WASHINGTON - President Trump is expected to sign an executive order by the end of the week that would protect public statues and federal monuments and make vandalizing or any destruction to them punishable by jail time, Fox News has learned.
Sources told Fox News Wednesday that the text of the executive order is still being finalized. But the president said in a tweet earlier this week that people who deface, damage, or destroy federal monuments and statues should get "up to 10 years in prison."
It is unclear, at this point, if the executive order would go further than that, but the president said Tuesday that it would simply “reinforce what’s already there, but in a more uniform way.”

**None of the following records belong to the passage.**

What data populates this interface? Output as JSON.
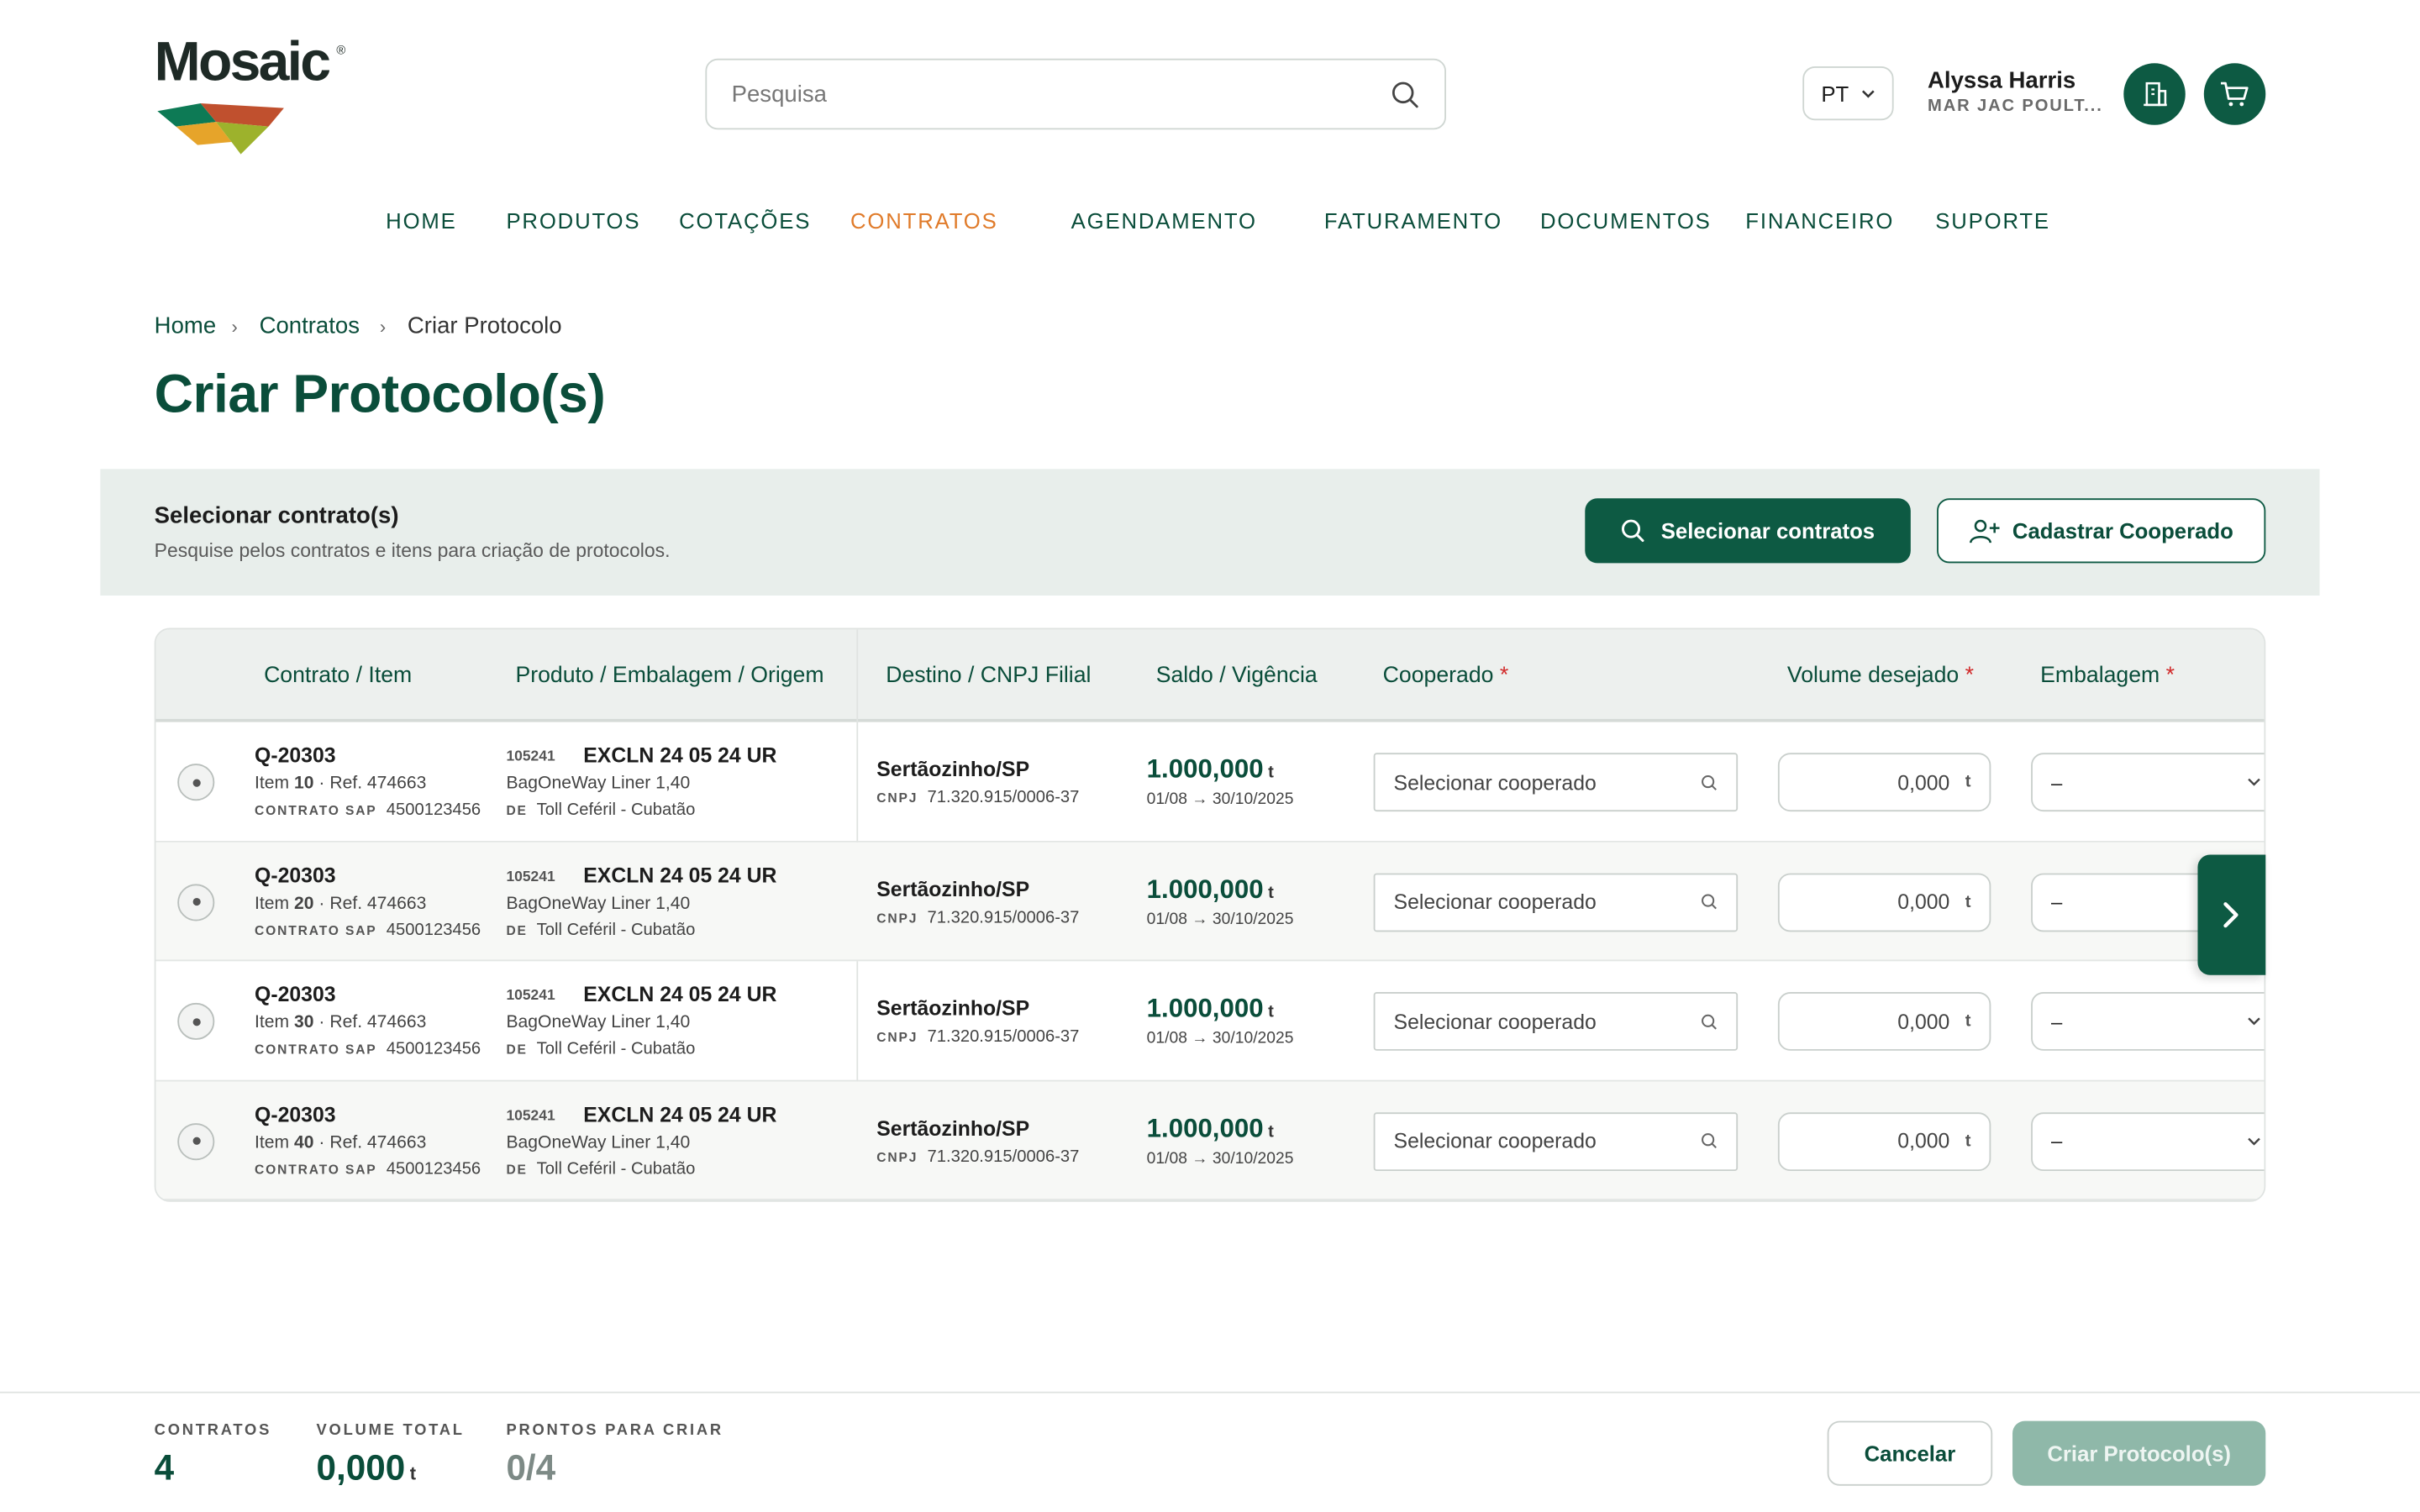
{
  "brand": {
    "name": "Mosaic",
    "registered": "®"
  },
  "search": {
    "placeholder": "Pesquisa"
  },
  "header": {
    "language": "PT",
    "user_name": "Alyssa Harris",
    "user_company": "MAR JAC POULT..."
  },
  "nav": [
    "HOME",
    "PRODUTOS",
    "COTAÇÕES",
    "CONTRATOS",
    "AGENDAMENTO",
    "FATURAMENTO",
    "DOCUMENTOS",
    "FINANCEIRO",
    "SUPORTE"
  ],
  "nav_active": "CONTRATOS",
  "breadcrumb": [
    "Home",
    "Contratos",
    "Criar Protocolo"
  ],
  "page_title": "Criar Protocolo(s)",
  "select_section": {
    "title": "Selecionar contrato(s)",
    "subtitle": "Pesquise pelos contratos e itens para criação de protocolos.",
    "primary_button": "Selecionar contratos",
    "secondary_button": "Cadastrar Cooperado"
  },
  "table": {
    "headers": [
      "Contrato / Item",
      "Produto / Embalagem / Origem",
      "Destino / CNPJ Filial",
      "Saldo / Vigência",
      "Cooperado",
      "Volume desejado",
      "Embalagem"
    ],
    "required_mark": "*",
    "labels": {
      "contrato_sap": "CONTRATO SAP",
      "cnpj": "CNPJ",
      "de": "DE",
      "unit": "t"
    },
    "rows": [
      {
        "contract": "Q-20303",
        "item_prefix": "Item",
        "item": "10",
        "ref": "· Ref. 474663",
        "sap": "4500123456",
        "product_code": "105241",
        "product": "EXCLN 24 05 24 UR",
        "packaging": "BagOneWay Liner 1,40",
        "origin": "Toll Ceféril - Cubatão",
        "destination": "Sertãozinho/SP",
        "cnpj": "71.320.915/0006-37",
        "balance": "1.000,000",
        "validity": "01/08 → 30/10/2025",
        "cooperado_placeholder": "Selecionar cooperado",
        "volume": "0,000",
        "embalagem": "–"
      },
      {
        "contract": "Q-20303",
        "item_prefix": "Item",
        "item": "20",
        "ref": "· Ref. 474663",
        "sap": "4500123456",
        "product_code": "105241",
        "product": "EXCLN 24 05 24 UR",
        "packaging": "BagOneWay Liner 1,40",
        "origin": "Toll Ceféril - Cubatão",
        "destination": "Sertãozinho/SP",
        "cnpj": "71.320.915/0006-37",
        "balance": "1.000,000",
        "validity": "01/08 → 30/10/2025",
        "cooperado_placeholder": "Selecionar cooperado",
        "volume": "0,000",
        "embalagem": "–"
      },
      {
        "contract": "Q-20303",
        "item_prefix": "Item",
        "item": "30",
        "ref": "· Ref. 474663",
        "sap": "4500123456",
        "product_code": "105241",
        "product": "EXCLN 24 05 24 UR",
        "packaging": "BagOneWay Liner 1,40",
        "origin": "Toll Ceféril - Cubatão",
        "destination": "Sertãozinho/SP",
        "cnpj": "71.320.915/0006-37",
        "balance": "1.000,000",
        "validity": "01/08 → 30/10/2025",
        "cooperado_placeholder": "Selecionar cooperado",
        "volume": "0,000",
        "embalagem": "–"
      },
      {
        "contract": "Q-20303",
        "item_prefix": "Item",
        "item": "40",
        "ref": "· Ref. 474663",
        "sap": "4500123456",
        "product_code": "105241",
        "product": "EXCLN 24 05 24 UR",
        "packaging": "BagOneWay Liner 1,40",
        "origin": "Toll Ceféril - Cubatão",
        "destination": "Sertãozinho/SP",
        "cnpj": "71.320.915/0006-37",
        "balance": "1.000,000",
        "validity": "01/08 → 30/10/2025",
        "cooperado_placeholder": "Selecionar cooperado",
        "volume": "0,000",
        "embalagem": "–"
      }
    ]
  },
  "footer": {
    "contracts_label": "CONTRATOS",
    "contracts_value": "4",
    "volume_label": "VOLUME TOTAL",
    "volume_value": "0,000",
    "volume_unit": "t",
    "ready_label": "PRONTOS PARA CRIAR",
    "ready_value": "0/4",
    "cancel_button": "Cancelar",
    "create_button": "Criar Protocolo(s)"
  },
  "colors": {
    "brand_green": "#0d5a43",
    "active_nav": "#e07b2a",
    "required": "#d12a2a",
    "disabled_button": "#8fb8a9"
  },
  "icons": [
    "search-icon",
    "chevron-down-icon",
    "building-icon",
    "cart-icon",
    "user-plus-icon",
    "chevron-right-icon"
  ]
}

“I have authorized the Federal Government to arrest anyone who vandalizes or destroys any monument, statute or other such Federal property in the U.S. with up to 10 years in prison, per the Veteran’s Memorial Preservation Act, or such other laws that may be pertinent,” Trump tweeted Tuesday.
“This action is taken effective immediately, but may also be used retroactively for destruction or vandalism already caused,” he continued. “There will be no exceptions!”
The president’s comments came after a failed attempt by demonstrators to take down a statue of Andrew Jackson in Washington, D.C.’s Lafayette Square near the White House Monday night, a second incident targeting the nearby St. John’s Church, and prior vandalism of the Lincoln Memorial and World War II Memorial. Some people have also vowed to tear down a statue of Abraham Lincoln this week in Lincoln Park on federal park property on Capitol Hill.
Jackson, who has faced ire in the present day for his severe treatment of Native Americans, is among the latest historical figures targeted by protesters demanding monuments and memorials to those with racist pasts be taken down. Reuters reported that while protesters failed to take down the Jackson statue, it was defaced Monday night with “killer scum” written on the pedestal.
Historic monuments and statues have become the targets of anger and vandalism during protests in the wake of George Floyd's police custody death at the end of May.
The initial statues under fire were those of Confederate soldiers and generals largely in the South, but the anger has spread to monuments well beyond that historical period.
And last week, demonstrators in Portland, Ore., toppled a statue of President George Washington. Friday, protesters in San Francisco defaced and toppled the statue of former President Ulysses S. Grant, who led the Union Army during the Civil War.
Senate Majority Leader Mitch McConnell, R-Ky., on Tuesday slammed the “far-left” push to take down statues of controversial historical figures, saying the monuments were being roped to the ground “like they are Saddam Hussein.”
“Well, recent days have reminded us it is not just our present-day debates that far-left radicals want to overwhelm,” he said. “They also want to rewrite our past.”
McConnell listed the monuments that have been defaced in recent days—noting that in Portland, Ore., a mob “graffitied a statue of our first President, pulled it down, and burned an American flag over his head. This is George Washington.”
McConnell said another Washington statue was defaced in Baltimore, a statue of Thomas Jefferson was ripped down in Portland, and others were targeted.
“This is the general and first President who built our nation, and the author of the Declaration of Independence. Genius statesmen who helped begin this grand experiment that has brought freedom to hundreds of millions and saved the world a few times for good measure,” McConnell said. “And yet a crazy fringe is treating their monuments like vanity statues of tinhorn tyrants.”
He added: “Our Founding Fathers are being roped to the ground like they were Saddam Hussein. The list goes on.”
McConnell was referring to the famous moment in 2003 when a 40-foot bronze statue of the Iraqi dictator was roped and pulled to the ground, symbolizing the end of his regime.
Fox News' Ronn Blitzer contributed to this report.